Below are some records. Copy every line in them that holds "Application".

[Records drawn from a dataset]
=== Begin Enclosure ===
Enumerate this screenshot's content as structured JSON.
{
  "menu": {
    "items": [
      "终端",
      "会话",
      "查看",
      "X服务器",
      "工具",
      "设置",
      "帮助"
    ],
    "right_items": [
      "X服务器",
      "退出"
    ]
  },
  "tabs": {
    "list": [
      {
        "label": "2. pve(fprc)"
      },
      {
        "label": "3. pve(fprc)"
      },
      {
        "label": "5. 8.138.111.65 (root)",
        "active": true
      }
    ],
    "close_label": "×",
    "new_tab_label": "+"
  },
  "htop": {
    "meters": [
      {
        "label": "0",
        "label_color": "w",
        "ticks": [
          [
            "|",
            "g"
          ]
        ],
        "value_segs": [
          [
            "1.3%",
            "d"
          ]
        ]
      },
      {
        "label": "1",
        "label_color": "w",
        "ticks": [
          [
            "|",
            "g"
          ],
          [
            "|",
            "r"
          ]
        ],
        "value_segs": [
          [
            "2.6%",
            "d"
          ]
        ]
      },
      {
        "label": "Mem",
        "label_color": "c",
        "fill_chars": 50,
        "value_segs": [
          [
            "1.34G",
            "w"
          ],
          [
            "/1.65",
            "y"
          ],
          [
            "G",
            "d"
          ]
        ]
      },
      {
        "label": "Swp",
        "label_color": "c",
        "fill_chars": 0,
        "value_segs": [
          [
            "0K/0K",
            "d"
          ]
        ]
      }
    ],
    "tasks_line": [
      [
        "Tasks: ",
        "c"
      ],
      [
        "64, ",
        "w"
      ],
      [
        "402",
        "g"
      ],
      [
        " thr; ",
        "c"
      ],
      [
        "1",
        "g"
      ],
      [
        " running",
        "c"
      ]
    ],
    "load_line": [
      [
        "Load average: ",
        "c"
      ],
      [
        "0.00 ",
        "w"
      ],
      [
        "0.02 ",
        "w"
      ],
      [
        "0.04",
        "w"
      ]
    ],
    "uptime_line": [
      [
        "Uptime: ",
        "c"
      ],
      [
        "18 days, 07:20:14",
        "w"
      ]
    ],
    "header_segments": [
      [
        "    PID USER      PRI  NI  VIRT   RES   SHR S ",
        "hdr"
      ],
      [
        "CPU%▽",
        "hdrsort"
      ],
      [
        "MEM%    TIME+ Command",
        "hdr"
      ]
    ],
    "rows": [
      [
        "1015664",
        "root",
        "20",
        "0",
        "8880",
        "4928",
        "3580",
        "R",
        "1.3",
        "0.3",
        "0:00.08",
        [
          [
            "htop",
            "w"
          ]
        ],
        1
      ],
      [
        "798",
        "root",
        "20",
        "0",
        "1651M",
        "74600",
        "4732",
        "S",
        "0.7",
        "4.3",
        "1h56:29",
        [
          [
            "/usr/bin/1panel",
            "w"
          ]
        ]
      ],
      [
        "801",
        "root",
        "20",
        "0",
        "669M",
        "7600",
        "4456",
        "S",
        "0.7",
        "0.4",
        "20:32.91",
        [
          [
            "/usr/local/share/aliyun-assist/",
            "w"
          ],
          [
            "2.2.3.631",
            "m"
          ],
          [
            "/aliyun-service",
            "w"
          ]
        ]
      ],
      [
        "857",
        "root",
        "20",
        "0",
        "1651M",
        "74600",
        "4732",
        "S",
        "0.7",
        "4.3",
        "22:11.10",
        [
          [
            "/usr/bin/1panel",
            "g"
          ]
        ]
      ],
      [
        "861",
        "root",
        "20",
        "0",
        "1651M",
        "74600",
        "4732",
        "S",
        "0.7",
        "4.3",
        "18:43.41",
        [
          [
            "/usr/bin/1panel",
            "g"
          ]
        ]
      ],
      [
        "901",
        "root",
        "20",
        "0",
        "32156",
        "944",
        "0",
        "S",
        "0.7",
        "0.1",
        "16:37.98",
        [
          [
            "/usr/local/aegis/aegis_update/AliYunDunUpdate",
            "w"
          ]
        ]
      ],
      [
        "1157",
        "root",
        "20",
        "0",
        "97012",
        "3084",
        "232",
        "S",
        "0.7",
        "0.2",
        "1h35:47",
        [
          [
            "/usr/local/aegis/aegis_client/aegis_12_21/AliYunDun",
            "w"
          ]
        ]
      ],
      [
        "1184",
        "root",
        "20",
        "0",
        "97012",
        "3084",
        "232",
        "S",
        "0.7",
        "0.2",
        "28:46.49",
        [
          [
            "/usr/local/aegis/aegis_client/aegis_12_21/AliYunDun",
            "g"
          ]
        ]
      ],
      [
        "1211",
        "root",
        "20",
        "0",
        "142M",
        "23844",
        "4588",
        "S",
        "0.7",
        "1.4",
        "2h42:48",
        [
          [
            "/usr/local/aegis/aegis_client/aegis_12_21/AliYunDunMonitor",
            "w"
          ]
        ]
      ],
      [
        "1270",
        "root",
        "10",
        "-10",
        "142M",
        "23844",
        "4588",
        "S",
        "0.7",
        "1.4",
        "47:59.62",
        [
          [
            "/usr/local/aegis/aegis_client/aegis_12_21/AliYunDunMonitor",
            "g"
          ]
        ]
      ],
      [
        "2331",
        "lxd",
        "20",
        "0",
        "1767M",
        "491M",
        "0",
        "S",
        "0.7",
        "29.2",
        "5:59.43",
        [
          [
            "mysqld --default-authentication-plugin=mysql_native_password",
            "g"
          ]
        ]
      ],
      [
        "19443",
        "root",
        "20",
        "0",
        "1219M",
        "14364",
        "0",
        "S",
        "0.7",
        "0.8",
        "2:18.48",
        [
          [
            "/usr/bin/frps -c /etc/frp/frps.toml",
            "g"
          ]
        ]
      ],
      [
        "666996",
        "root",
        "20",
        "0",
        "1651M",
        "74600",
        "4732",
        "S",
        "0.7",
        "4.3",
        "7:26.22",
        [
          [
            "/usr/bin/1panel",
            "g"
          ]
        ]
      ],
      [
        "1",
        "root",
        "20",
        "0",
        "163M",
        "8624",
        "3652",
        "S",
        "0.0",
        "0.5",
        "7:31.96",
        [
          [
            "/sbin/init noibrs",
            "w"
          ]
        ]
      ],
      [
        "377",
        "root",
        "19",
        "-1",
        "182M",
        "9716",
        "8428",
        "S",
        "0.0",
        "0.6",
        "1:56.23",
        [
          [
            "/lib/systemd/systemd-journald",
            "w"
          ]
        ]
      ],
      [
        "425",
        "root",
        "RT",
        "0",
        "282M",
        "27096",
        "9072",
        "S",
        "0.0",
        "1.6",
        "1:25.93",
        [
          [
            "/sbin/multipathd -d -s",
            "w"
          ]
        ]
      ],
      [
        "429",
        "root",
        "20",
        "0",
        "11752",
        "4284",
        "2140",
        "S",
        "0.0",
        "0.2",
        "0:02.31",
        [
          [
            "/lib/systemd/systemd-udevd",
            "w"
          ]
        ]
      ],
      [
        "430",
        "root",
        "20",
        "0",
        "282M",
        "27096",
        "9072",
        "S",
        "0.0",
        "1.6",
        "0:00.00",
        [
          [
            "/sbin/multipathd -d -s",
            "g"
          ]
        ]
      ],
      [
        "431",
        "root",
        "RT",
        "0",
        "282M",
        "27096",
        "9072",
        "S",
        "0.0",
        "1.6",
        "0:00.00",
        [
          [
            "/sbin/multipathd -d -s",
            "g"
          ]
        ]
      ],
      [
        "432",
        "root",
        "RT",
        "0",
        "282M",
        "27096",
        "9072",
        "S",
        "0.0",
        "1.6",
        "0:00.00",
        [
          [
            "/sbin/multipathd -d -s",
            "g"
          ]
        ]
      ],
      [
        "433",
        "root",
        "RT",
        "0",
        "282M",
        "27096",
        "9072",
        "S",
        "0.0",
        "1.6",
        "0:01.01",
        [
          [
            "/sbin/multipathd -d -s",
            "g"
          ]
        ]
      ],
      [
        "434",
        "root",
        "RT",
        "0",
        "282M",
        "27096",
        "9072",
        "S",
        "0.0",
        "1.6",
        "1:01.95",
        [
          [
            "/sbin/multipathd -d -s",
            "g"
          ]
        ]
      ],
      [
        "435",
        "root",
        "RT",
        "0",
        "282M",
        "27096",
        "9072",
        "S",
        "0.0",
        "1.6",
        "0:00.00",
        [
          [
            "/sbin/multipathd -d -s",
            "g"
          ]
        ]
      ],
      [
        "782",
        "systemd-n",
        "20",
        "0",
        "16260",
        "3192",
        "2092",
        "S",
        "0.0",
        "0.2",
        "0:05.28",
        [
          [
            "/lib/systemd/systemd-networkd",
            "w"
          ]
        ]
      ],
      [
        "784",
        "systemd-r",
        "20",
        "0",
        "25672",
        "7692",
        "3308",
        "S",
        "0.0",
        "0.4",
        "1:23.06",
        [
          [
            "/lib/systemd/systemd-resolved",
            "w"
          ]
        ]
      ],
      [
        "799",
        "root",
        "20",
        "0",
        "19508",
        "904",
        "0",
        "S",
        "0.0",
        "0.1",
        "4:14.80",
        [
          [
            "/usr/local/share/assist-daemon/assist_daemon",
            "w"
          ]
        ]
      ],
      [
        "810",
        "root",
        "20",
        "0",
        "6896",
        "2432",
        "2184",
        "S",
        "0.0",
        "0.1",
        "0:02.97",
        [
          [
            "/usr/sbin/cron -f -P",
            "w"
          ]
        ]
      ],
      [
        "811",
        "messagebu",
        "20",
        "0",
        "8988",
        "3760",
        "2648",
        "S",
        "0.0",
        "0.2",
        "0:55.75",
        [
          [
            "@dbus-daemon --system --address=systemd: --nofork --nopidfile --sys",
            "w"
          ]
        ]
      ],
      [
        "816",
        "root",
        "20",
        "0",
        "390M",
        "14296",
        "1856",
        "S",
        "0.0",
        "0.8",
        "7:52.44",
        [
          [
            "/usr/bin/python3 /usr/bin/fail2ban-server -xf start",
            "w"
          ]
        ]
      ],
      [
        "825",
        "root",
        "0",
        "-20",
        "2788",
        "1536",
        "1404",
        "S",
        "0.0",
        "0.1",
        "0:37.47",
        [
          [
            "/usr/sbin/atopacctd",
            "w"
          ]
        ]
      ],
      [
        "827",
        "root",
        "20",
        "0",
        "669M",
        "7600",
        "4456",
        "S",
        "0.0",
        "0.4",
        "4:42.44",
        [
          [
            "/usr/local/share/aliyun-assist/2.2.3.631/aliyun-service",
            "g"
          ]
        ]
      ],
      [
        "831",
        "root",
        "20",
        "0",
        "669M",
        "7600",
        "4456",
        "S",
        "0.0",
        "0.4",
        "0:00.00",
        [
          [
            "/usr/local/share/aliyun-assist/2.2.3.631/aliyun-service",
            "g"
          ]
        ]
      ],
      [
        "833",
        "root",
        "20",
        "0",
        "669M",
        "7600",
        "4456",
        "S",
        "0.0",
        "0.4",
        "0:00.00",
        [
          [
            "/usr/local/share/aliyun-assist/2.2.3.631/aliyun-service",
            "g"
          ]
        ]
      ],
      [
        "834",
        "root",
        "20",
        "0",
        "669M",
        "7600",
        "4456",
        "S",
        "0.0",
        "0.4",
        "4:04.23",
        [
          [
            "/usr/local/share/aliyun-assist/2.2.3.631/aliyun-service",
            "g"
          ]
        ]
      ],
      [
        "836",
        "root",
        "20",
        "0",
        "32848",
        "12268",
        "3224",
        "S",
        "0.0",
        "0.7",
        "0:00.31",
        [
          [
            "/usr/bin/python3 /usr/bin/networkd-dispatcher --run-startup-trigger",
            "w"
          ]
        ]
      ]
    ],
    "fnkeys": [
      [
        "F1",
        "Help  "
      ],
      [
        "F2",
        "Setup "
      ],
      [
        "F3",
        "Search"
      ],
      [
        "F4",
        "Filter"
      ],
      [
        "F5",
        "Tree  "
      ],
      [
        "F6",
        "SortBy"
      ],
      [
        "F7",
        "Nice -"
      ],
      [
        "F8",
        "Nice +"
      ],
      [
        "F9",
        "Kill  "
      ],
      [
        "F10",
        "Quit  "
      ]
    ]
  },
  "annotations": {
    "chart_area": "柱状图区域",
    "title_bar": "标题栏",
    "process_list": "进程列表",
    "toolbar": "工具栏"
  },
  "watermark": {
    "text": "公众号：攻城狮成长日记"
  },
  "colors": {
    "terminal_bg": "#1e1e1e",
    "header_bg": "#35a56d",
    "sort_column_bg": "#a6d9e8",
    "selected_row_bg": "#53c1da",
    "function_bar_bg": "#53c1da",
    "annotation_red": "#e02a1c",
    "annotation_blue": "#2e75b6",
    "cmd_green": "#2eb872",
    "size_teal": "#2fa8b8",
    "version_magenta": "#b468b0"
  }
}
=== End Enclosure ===
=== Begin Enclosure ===
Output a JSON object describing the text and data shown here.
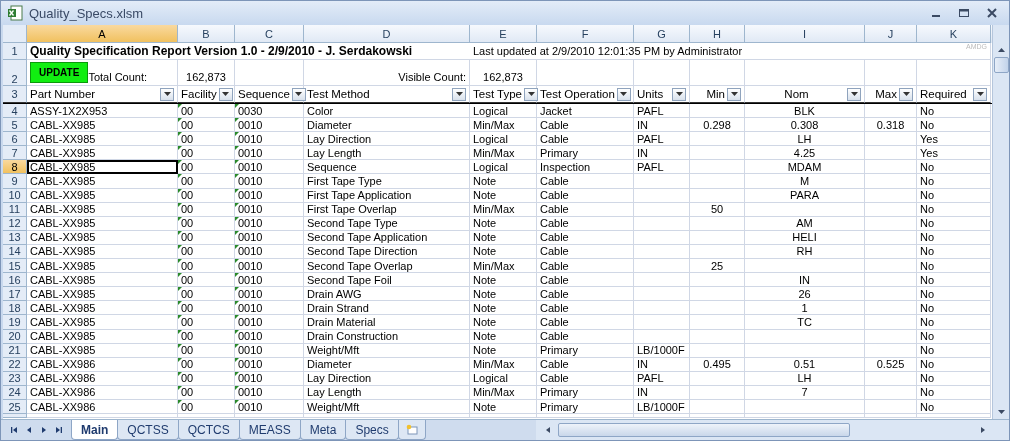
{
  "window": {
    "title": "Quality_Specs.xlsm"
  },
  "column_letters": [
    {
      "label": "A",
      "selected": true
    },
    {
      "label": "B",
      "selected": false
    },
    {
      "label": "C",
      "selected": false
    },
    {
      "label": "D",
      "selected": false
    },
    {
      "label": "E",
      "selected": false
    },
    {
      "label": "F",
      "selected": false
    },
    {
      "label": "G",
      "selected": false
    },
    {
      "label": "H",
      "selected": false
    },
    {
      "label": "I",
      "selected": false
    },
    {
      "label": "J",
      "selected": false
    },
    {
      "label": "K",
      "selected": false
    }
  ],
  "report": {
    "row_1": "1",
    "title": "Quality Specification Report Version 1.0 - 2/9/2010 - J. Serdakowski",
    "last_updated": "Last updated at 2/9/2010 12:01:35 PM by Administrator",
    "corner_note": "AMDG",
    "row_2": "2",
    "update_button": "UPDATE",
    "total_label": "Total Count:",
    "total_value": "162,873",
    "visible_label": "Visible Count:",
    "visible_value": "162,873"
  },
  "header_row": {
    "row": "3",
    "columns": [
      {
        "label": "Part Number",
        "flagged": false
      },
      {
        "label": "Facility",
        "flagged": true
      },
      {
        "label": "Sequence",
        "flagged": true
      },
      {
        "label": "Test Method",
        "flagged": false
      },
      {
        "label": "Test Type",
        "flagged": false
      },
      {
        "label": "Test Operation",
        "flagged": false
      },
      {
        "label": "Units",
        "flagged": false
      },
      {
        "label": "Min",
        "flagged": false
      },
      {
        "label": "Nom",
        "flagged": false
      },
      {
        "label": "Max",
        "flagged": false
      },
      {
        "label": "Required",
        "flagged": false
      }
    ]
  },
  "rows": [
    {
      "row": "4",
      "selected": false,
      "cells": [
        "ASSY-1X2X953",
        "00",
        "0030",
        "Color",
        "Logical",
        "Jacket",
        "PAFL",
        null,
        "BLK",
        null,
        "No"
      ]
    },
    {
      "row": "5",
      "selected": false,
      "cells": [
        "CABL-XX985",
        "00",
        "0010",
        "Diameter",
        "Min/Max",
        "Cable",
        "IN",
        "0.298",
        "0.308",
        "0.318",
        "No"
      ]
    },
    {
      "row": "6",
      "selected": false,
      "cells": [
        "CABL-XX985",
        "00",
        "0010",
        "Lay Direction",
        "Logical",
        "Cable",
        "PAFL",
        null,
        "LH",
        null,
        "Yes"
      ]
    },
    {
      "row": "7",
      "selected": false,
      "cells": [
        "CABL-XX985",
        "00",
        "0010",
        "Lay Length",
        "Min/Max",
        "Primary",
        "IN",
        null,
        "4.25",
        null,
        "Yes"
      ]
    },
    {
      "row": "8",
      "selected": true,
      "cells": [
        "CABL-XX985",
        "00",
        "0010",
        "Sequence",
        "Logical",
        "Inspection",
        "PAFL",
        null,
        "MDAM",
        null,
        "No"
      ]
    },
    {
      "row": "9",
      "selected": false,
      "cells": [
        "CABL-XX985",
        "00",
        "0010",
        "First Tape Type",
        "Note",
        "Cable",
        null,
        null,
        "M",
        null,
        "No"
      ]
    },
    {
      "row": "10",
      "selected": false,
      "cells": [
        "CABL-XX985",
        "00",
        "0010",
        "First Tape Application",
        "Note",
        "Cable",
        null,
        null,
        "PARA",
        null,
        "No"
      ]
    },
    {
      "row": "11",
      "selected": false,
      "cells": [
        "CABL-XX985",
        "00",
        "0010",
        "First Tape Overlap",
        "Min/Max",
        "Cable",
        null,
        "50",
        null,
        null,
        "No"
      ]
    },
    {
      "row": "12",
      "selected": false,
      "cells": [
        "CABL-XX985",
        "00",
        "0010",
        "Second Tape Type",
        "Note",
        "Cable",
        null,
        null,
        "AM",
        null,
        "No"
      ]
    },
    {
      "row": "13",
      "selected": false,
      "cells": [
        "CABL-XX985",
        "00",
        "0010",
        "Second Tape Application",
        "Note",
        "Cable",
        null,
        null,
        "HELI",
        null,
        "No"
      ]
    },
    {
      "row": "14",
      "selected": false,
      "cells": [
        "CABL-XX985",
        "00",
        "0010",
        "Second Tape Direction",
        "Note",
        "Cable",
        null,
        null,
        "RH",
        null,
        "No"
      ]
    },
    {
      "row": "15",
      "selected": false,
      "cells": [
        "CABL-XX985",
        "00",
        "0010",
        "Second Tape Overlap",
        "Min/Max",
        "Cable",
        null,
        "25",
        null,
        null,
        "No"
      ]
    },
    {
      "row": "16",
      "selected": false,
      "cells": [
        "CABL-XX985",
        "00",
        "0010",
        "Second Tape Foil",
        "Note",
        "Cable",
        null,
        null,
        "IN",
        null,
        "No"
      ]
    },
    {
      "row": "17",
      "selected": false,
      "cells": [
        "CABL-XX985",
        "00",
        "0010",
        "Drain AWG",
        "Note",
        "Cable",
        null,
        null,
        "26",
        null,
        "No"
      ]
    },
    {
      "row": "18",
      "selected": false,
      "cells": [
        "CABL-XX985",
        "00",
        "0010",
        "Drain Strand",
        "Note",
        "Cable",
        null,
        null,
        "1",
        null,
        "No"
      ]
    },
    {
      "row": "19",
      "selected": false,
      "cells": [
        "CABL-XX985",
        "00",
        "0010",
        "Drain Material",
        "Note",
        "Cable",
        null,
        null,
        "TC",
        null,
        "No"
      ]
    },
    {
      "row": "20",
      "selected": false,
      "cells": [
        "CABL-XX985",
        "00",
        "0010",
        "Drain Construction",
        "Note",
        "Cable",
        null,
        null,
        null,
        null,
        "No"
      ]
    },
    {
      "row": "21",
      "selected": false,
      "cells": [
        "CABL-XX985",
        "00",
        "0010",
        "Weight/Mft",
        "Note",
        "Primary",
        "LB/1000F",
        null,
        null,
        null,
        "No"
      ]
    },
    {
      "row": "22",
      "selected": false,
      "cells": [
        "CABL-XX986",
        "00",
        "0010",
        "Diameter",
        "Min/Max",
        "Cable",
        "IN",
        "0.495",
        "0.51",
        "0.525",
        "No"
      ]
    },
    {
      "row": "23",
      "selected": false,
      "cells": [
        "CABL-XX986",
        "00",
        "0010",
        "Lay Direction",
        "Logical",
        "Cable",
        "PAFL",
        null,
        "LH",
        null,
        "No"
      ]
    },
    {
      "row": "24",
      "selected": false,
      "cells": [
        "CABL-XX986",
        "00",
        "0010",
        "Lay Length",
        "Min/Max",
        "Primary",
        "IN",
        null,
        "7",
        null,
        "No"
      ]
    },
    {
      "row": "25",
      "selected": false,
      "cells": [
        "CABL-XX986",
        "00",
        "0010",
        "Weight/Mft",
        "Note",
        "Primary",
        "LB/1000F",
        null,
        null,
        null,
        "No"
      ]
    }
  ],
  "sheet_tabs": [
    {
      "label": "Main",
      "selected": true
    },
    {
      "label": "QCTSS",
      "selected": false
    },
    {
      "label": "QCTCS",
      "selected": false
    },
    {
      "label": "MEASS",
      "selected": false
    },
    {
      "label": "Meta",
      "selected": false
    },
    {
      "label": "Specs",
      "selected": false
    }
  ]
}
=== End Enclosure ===
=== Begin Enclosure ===
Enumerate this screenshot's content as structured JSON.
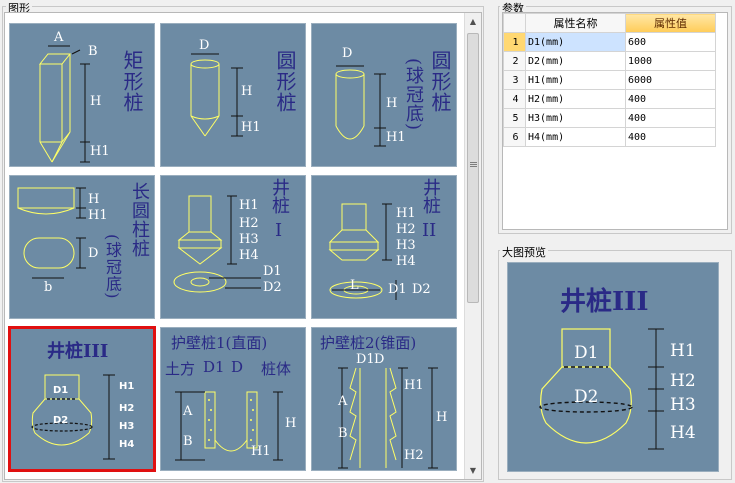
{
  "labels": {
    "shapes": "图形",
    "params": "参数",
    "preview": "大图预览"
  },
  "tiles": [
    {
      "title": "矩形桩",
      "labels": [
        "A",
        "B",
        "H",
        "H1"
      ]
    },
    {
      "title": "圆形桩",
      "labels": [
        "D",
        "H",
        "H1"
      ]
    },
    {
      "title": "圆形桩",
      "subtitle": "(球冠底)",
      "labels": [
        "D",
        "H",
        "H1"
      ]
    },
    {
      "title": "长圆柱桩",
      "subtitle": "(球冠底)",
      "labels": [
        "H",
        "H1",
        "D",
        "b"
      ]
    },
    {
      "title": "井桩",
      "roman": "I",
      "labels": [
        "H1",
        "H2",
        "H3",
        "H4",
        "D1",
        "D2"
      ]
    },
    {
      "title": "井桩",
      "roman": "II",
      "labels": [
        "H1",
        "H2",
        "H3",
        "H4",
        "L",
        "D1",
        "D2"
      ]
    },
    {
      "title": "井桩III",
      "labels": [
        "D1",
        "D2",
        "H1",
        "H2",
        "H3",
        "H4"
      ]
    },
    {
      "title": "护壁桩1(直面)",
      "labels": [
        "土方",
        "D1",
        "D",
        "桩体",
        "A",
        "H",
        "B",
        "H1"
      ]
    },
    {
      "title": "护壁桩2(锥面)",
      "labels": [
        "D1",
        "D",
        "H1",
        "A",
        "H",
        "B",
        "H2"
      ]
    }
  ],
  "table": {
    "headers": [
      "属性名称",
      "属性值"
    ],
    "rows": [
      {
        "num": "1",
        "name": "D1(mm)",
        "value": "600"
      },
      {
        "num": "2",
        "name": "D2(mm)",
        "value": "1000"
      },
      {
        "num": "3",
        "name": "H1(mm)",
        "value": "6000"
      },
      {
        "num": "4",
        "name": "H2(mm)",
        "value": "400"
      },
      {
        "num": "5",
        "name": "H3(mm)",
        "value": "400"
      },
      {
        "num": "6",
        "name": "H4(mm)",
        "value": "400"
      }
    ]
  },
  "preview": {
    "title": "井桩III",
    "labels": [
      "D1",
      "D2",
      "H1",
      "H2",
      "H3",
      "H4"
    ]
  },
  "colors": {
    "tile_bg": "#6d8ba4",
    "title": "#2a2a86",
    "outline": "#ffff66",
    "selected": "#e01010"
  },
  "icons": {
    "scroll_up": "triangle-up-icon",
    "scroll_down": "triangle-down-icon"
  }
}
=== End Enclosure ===
# FINISHED TASK
        "First Tape Application",
        "Second Tape Application",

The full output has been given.